Composition I

Goals, Objectives

course is described in the catalogue as an “introduction to the rhetorical, conceptual and stylistic demands
of writing at the university level [including] composing processes, search
strategies, and writing from sources,” and that is precisely what the class
will be.  But because this section is part of the Selected
Studies Program, it’s structured so that, in addition to refining your already strong writing
skills, you’ll take the initiative in your own learning, rigorously assess your
writing strengths and weaknesses, and argue for the decisions that you make concerning
your own projects and positions.

will be numerous selections on the course website for you to read, and most will
be related to the subjects raised in the best-selling book The Immortal Life of Henrietta Lacks (2010). It is a multi-layered, well researched,
highly readable biography.  At the same
time, it’s an investigation into science and medicine along with ethical
problems that have vexed the 20th– and 21st
centuries.  The book also centers on
race, class, and dramatically illustrates why certain patients fare better than
others in the U.S. health care system. 
The book’s investigation medical privacy and journalist practices will
be useful for learning how to write about others and how to position oneself
relative to the biographical subject. In other words, the book will give you
opportunities to think critically about difficult issues and then to choose
writing projects that reflect your own related interests.

modes of writing will be various, but they will increasingly be argumentative
to give you practice for your final researched argument essay.  You’ll participate in a number of visits to
Hamilton Library and become familiar with its resources. You’ll need a
commitment to engage actively in discussions with the instructor and with
your peers, and to discuss and critique one another’s writing.  You’ll be asked to write a series of short
essay (approximately 25 pages in total), presenting sound arguments and using specific strategies and
language choices.

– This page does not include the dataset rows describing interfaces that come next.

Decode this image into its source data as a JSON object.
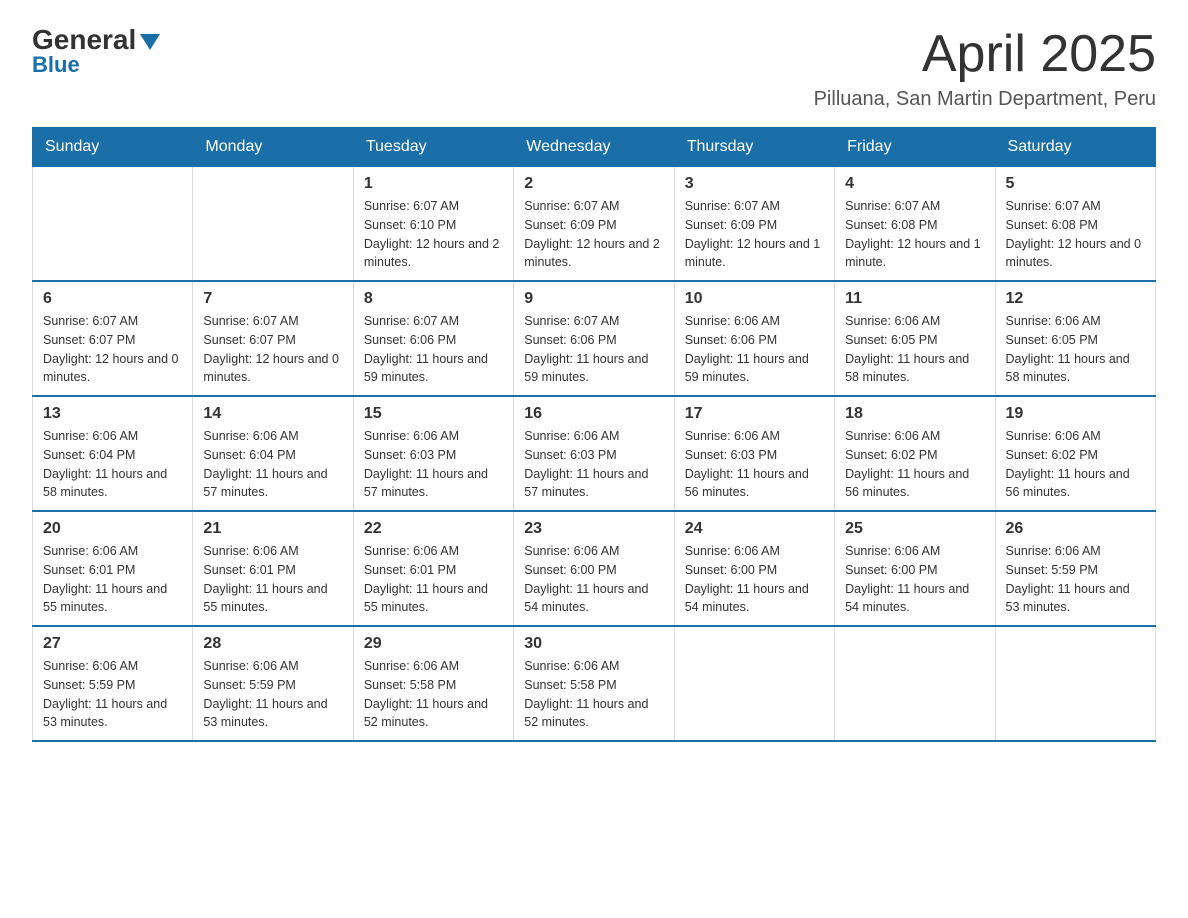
{
  "logo": {
    "general": "General",
    "blue": "Blue"
  },
  "header": {
    "month": "April 2025",
    "location": "Pilluana, San Martin Department, Peru"
  },
  "days_of_week": [
    "Sunday",
    "Monday",
    "Tuesday",
    "Wednesday",
    "Thursday",
    "Friday",
    "Saturday"
  ],
  "weeks": [
    {
      "days": [
        {
          "num": "",
          "info": ""
        },
        {
          "num": "",
          "info": ""
        },
        {
          "num": "1",
          "info": "Sunrise: 6:07 AM\nSunset: 6:10 PM\nDaylight: 12 hours and 2 minutes."
        },
        {
          "num": "2",
          "info": "Sunrise: 6:07 AM\nSunset: 6:09 PM\nDaylight: 12 hours and 2 minutes."
        },
        {
          "num": "3",
          "info": "Sunrise: 6:07 AM\nSunset: 6:09 PM\nDaylight: 12 hours and 1 minute."
        },
        {
          "num": "4",
          "info": "Sunrise: 6:07 AM\nSunset: 6:08 PM\nDaylight: 12 hours and 1 minute."
        },
        {
          "num": "5",
          "info": "Sunrise: 6:07 AM\nSunset: 6:08 PM\nDaylight: 12 hours and 0 minutes."
        }
      ]
    },
    {
      "days": [
        {
          "num": "6",
          "info": "Sunrise: 6:07 AM\nSunset: 6:07 PM\nDaylight: 12 hours and 0 minutes."
        },
        {
          "num": "7",
          "info": "Sunrise: 6:07 AM\nSunset: 6:07 PM\nDaylight: 12 hours and 0 minutes."
        },
        {
          "num": "8",
          "info": "Sunrise: 6:07 AM\nSunset: 6:06 PM\nDaylight: 11 hours and 59 minutes."
        },
        {
          "num": "9",
          "info": "Sunrise: 6:07 AM\nSunset: 6:06 PM\nDaylight: 11 hours and 59 minutes."
        },
        {
          "num": "10",
          "info": "Sunrise: 6:06 AM\nSunset: 6:06 PM\nDaylight: 11 hours and 59 minutes."
        },
        {
          "num": "11",
          "info": "Sunrise: 6:06 AM\nSunset: 6:05 PM\nDaylight: 11 hours and 58 minutes."
        },
        {
          "num": "12",
          "info": "Sunrise: 6:06 AM\nSunset: 6:05 PM\nDaylight: 11 hours and 58 minutes."
        }
      ]
    },
    {
      "days": [
        {
          "num": "13",
          "info": "Sunrise: 6:06 AM\nSunset: 6:04 PM\nDaylight: 11 hours and 58 minutes."
        },
        {
          "num": "14",
          "info": "Sunrise: 6:06 AM\nSunset: 6:04 PM\nDaylight: 11 hours and 57 minutes."
        },
        {
          "num": "15",
          "info": "Sunrise: 6:06 AM\nSunset: 6:03 PM\nDaylight: 11 hours and 57 minutes."
        },
        {
          "num": "16",
          "info": "Sunrise: 6:06 AM\nSunset: 6:03 PM\nDaylight: 11 hours and 57 minutes."
        },
        {
          "num": "17",
          "info": "Sunrise: 6:06 AM\nSunset: 6:03 PM\nDaylight: 11 hours and 56 minutes."
        },
        {
          "num": "18",
          "info": "Sunrise: 6:06 AM\nSunset: 6:02 PM\nDaylight: 11 hours and 56 minutes."
        },
        {
          "num": "19",
          "info": "Sunrise: 6:06 AM\nSunset: 6:02 PM\nDaylight: 11 hours and 56 minutes."
        }
      ]
    },
    {
      "days": [
        {
          "num": "20",
          "info": "Sunrise: 6:06 AM\nSunset: 6:01 PM\nDaylight: 11 hours and 55 minutes."
        },
        {
          "num": "21",
          "info": "Sunrise: 6:06 AM\nSunset: 6:01 PM\nDaylight: 11 hours and 55 minutes."
        },
        {
          "num": "22",
          "info": "Sunrise: 6:06 AM\nSunset: 6:01 PM\nDaylight: 11 hours and 55 minutes."
        },
        {
          "num": "23",
          "info": "Sunrise: 6:06 AM\nSunset: 6:00 PM\nDaylight: 11 hours and 54 minutes."
        },
        {
          "num": "24",
          "info": "Sunrise: 6:06 AM\nSunset: 6:00 PM\nDaylight: 11 hours and 54 minutes."
        },
        {
          "num": "25",
          "info": "Sunrise: 6:06 AM\nSunset: 6:00 PM\nDaylight: 11 hours and 54 minutes."
        },
        {
          "num": "26",
          "info": "Sunrise: 6:06 AM\nSunset: 5:59 PM\nDaylight: 11 hours and 53 minutes."
        }
      ]
    },
    {
      "days": [
        {
          "num": "27",
          "info": "Sunrise: 6:06 AM\nSunset: 5:59 PM\nDaylight: 11 hours and 53 minutes."
        },
        {
          "num": "28",
          "info": "Sunrise: 6:06 AM\nSunset: 5:59 PM\nDaylight: 11 hours and 53 minutes."
        },
        {
          "num": "29",
          "info": "Sunrise: 6:06 AM\nSunset: 5:58 PM\nDaylight: 11 hours and 52 minutes."
        },
        {
          "num": "30",
          "info": "Sunrise: 6:06 AM\nSunset: 5:58 PM\nDaylight: 11 hours and 52 minutes."
        },
        {
          "num": "",
          "info": ""
        },
        {
          "num": "",
          "info": ""
        },
        {
          "num": "",
          "info": ""
        }
      ]
    }
  ]
}
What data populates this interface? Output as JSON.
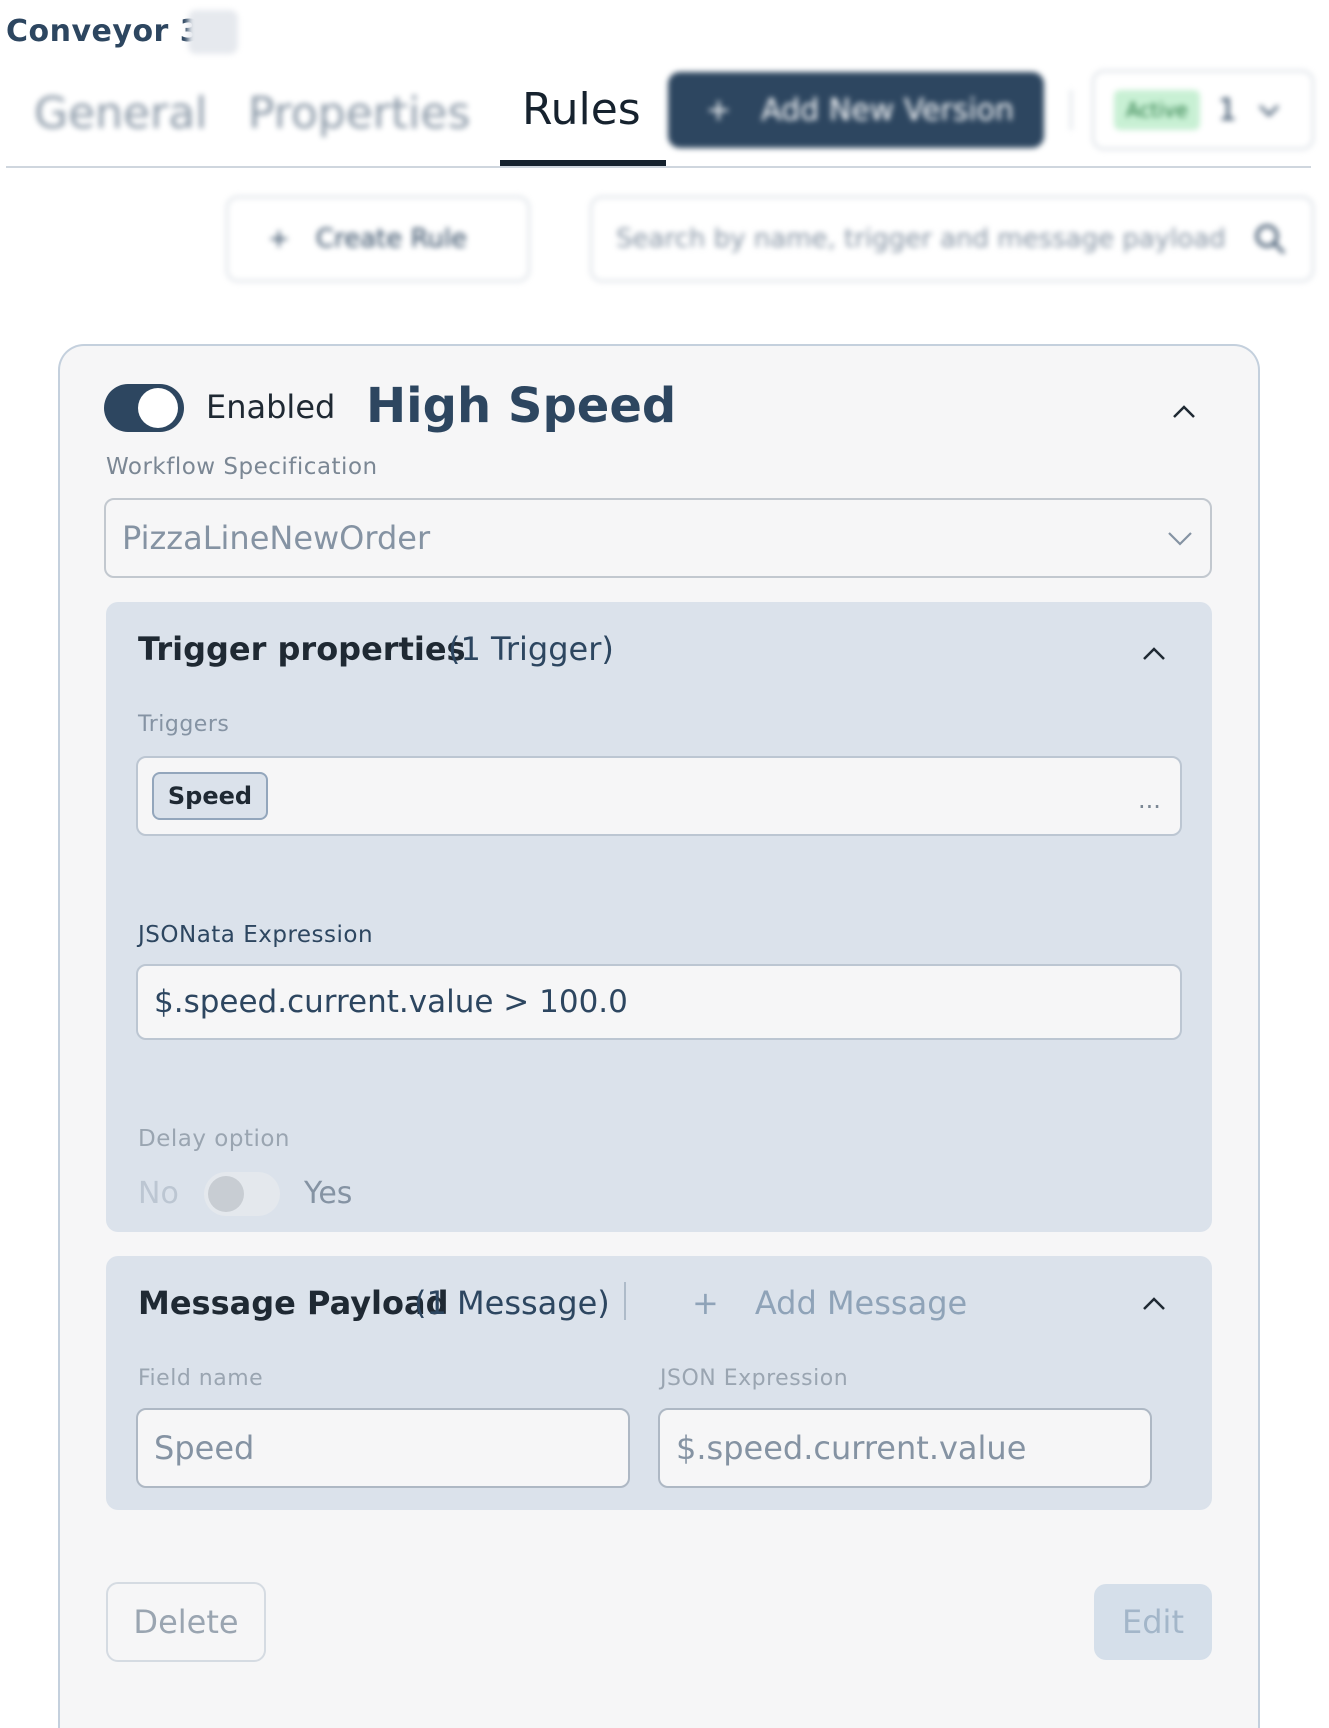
{
  "header": {
    "asset_title": "Conveyor 3",
    "tabs": [
      {
        "label": "General"
      },
      {
        "label": "Properties"
      },
      {
        "label": "Rules"
      }
    ],
    "add_version_label": "Add New Version",
    "version": {
      "status": "Active",
      "number": "1"
    }
  },
  "toolbar": {
    "create_rule_label": "Create Rule",
    "search_placeholder": "Search by name, trigger and message payload"
  },
  "rule": {
    "enabled_label": "Enabled",
    "title": "High Speed",
    "workflow_label": "Workflow Specification",
    "workflow_value": "PizzaLineNewOrder",
    "trigger_section": {
      "title": "Trigger properties",
      "count": "(1 Trigger)",
      "triggers_label": "Triggers",
      "triggers": [
        "Speed"
      ],
      "more": "...",
      "jsonata_label": "JSONata Expression",
      "jsonata_value": "$.speed.current.value > 100.0",
      "delay_label": "Delay option",
      "delay_no": "No",
      "delay_yes": "Yes"
    },
    "message_section": {
      "title": "Message Payload",
      "count": "(1 Message)",
      "add_label": "Add Message",
      "field_name_label": "Field name",
      "field_name_value": "Speed",
      "json_expression_label": "JSON Expression",
      "json_expression_value": "$.speed.current.value"
    },
    "delete_label": "Delete",
    "edit_label": "Edit"
  },
  "colors": {
    "primary": "#2d4660",
    "panel": "#dbe2eb",
    "card_bg": "#f6f6f7",
    "active_badge": "#c8f0d4"
  }
}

Partial List of Texts

Skloot, Rebecca.  The Immortal Life of Henrietta Lacks.

(Chapters from) Trimble, John R.  Writing
with Style: Conversations on the Art of Writing.

Learning Outcomes

compose insightful and well written essays that achieve a specific purpose and
respond to an identifiable audience.

provide evidence of effective strategies for generating, revising, editing, and
proofreading a text in order to produce finished prose.

compose arguments that make use of source material that is relevant and
credible and that is integrated in accordance with an appropriate style guide.